Tarquin Hall announces his arrival on the Crime Writers scene with a superbly smooth-paced mystery. Modern day India is splendidly portrayed with rich Punjabi traditions expertly depicted in detective Vish Puri’s lifestyle.
Puri, aka Chubby, is a presumptuous foodie who heads Most Private Investigators with a controlling streak. His sidekicks are efficient and have amusing names like Handbrake, Facecream and Tubelight. They are both awed and wary of their “Boss” at the same time. Puri’s modus operandi of investigation involves sticking to the basics and going after his prey with pitbull-like determination. A thorough student of India’s age-old detection techniques formulated by Chanakya (administrator par excellence of the Maurya dynasty, 300 BC), Puri is not impressed by Johnny-come-lately detectives like Sherlock Holmes.
The mystery itself unfolds and is cracked in a way that is not typical of present-day Western novels. The primary reason is the differences in interaction amongst the primary characters in accordance with prevalent norms of Indian society. The average Westerner might find a throwback to the days when butlers, helps and cooks were commonplace while the story is actually set in the contemporary and progressive suburbs of New Delhi. With his client in jail, the police as his opponents and the media playing truant, Puri methodically puts together each piece of the puzzle and succeeds in maintaining his record of never leaving a case unsolved.

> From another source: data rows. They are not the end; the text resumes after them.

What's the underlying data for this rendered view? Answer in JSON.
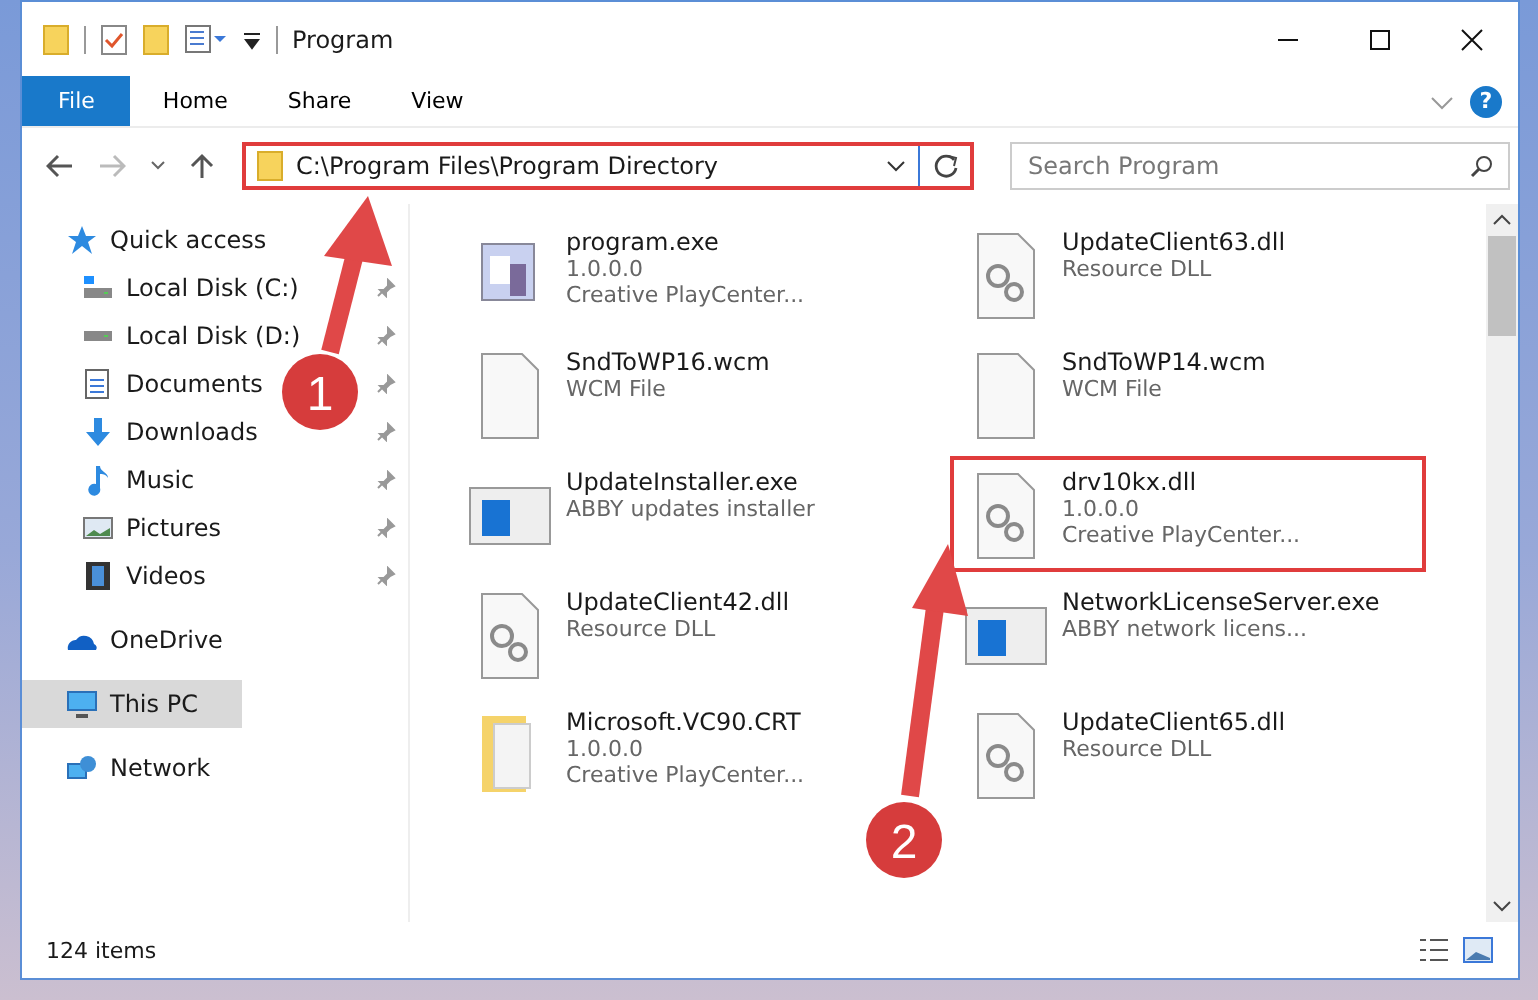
{
  "window": {
    "title": "Program"
  },
  "ribbon": {
    "tabs": [
      {
        "label": "File",
        "selected": true
      },
      {
        "label": "Home",
        "selected": false
      },
      {
        "label": "Share",
        "selected": false
      },
      {
        "label": "View",
        "selected": false
      }
    ],
    "help": "?"
  },
  "address_bar": {
    "path": "C:\\Program Files\\Program Directory",
    "highlighted": true
  },
  "search": {
    "placeholder": "Search Program"
  },
  "sidebar": {
    "items": [
      {
        "label": "Quick access",
        "selected": false,
        "children": [
          {
            "label": "Local Disk (C:)",
            "pinned": true,
            "selected": false
          },
          {
            "label": "Local Disk (D:)",
            "pinned": true,
            "selected": false
          },
          {
            "label": "Documents",
            "pinned": true,
            "selected": false
          },
          {
            "label": "Downloads",
            "pinned": true,
            "selected": false
          },
          {
            "label": "Music",
            "pinned": true,
            "selected": false
          },
          {
            "label": "Pictures",
            "pinned": true,
            "selected": false
          },
          {
            "label": "Videos",
            "pinned": true,
            "selected": false
          }
        ]
      },
      {
        "label": "OneDrive",
        "selected": false
      },
      {
        "label": "This PC",
        "selected": true
      },
      {
        "label": "Network",
        "selected": false
      }
    ]
  },
  "files": [
    {
      "name": "program.exe",
      "kind": "exe",
      "lines": [
        "1.0.0.0",
        "Creative PlayCenter..."
      ],
      "highlighted": false
    },
    {
      "name": "UpdateClient63.dll",
      "kind": "dll",
      "lines": [
        "Resource DLL"
      ],
      "highlighted": false
    },
    {
      "name": "SndToWP16.wcm",
      "kind": "blank",
      "lines": [
        "WCM File"
      ],
      "highlighted": false
    },
    {
      "name": "SndToWP14.wcm",
      "kind": "blank",
      "lines": [
        "WCM File"
      ],
      "highlighted": false
    },
    {
      "name": "UpdateInstaller.exe",
      "kind": "window",
      "lines": [
        "ABBY updates installer"
      ],
      "highlighted": false
    },
    {
      "name": "drv10kx.dll",
      "kind": "dll",
      "lines": [
        "1.0.0.0",
        "Creative PlayCenter..."
      ],
      "highlighted": true
    },
    {
      "name": "UpdateClient42.dll",
      "kind": "dll",
      "lines": [
        "Resource DLL"
      ],
      "highlighted": false
    },
    {
      "name": "NetworkLicenseServer.exe",
      "kind": "window",
      "lines": [
        "ABBY network licens..."
      ],
      "highlighted": false
    },
    {
      "name": "Microsoft.VC90.CRT",
      "kind": "folder",
      "lines": [
        "1.0.0.0",
        "Creative PlayCenter..."
      ],
      "highlighted": false
    },
    {
      "name": "UpdateClient65.dll",
      "kind": "dll",
      "lines": [
        "Resource DLL"
      ],
      "highlighted": false
    }
  ],
  "status_bar": {
    "count": "124 items"
  },
  "callouts": [
    {
      "number": "1"
    },
    {
      "number": "2"
    }
  ]
}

Hall does a commendable job of trying to weave multiple parallel stories, one involving an attempt on Puri’s life and the other concerning a matrimonial investigation (Puri’s flagship line of business), alongside the main plot, Mortimer-style. Vish Puri comes across as a healthy combination of Poirot and Rumpole. Let’s hope that he continues to milk his newfound market for probing serious crime.